**Task to carry out**
Below are records; copy every line among them that contains the word "title".

(Exercise materials)

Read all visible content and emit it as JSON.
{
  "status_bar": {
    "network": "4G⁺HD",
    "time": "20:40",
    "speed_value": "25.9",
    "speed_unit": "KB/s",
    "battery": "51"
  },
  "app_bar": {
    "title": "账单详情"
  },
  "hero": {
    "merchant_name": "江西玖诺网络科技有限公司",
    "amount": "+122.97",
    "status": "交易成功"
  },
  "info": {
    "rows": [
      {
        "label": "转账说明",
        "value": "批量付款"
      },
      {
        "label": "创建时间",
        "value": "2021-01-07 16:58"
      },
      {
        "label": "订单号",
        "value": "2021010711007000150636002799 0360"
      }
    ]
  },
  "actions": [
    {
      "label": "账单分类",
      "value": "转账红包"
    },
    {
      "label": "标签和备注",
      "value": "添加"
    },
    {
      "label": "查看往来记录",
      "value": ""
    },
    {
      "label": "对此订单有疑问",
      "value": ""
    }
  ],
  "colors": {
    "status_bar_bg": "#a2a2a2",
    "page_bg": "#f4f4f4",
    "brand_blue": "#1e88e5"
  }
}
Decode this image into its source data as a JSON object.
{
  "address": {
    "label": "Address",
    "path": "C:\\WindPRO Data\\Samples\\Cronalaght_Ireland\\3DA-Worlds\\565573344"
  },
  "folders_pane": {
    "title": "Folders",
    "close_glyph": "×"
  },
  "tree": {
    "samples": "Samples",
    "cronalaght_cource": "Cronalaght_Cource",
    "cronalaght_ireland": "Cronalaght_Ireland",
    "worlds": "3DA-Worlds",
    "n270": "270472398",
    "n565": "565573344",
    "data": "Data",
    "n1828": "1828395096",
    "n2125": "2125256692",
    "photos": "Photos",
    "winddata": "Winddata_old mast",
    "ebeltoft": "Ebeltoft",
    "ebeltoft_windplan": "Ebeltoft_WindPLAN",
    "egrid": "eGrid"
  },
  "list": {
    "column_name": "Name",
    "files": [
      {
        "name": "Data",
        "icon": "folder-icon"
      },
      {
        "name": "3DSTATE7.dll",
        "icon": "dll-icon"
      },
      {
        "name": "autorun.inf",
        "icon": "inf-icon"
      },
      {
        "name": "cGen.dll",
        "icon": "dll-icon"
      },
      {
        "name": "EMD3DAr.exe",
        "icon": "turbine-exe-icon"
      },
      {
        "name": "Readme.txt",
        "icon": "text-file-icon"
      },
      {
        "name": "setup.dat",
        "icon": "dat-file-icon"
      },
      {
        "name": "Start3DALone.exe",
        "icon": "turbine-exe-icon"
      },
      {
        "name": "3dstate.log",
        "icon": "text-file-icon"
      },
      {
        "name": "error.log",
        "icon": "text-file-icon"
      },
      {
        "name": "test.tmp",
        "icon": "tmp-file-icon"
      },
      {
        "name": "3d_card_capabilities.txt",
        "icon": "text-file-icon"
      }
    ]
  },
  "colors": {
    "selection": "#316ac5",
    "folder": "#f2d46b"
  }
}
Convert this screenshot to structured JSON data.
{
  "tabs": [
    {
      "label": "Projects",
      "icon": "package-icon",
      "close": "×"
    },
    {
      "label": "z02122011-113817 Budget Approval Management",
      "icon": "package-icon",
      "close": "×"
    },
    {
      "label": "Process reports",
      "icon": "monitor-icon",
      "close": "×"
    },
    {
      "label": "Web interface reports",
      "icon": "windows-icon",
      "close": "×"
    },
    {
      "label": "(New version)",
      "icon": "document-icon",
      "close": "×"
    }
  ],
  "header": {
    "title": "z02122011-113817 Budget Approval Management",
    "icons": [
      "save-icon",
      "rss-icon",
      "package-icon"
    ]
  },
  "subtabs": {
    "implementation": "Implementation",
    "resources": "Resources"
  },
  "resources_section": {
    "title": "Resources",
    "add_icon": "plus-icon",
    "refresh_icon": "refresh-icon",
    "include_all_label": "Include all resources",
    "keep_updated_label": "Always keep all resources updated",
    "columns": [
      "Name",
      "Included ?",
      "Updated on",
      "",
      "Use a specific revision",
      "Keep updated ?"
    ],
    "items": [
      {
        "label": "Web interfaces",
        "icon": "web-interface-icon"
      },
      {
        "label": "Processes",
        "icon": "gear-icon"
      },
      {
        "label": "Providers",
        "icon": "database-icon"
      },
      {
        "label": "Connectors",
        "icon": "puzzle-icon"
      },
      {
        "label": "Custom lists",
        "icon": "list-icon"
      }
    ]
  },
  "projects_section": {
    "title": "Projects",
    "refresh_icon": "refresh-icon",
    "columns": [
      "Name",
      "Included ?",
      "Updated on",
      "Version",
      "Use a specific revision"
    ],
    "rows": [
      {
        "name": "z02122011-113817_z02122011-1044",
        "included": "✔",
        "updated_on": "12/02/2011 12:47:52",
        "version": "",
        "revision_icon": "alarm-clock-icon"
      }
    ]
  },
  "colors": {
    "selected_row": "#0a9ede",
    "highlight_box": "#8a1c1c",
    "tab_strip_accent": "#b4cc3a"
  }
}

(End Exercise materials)

**Task response**
    "title": "账单详情"
    "title": "Folders",
    "title": "z02122011-113817 Budget Approval Management",
    "title": "Resources",
    "title": "Projects",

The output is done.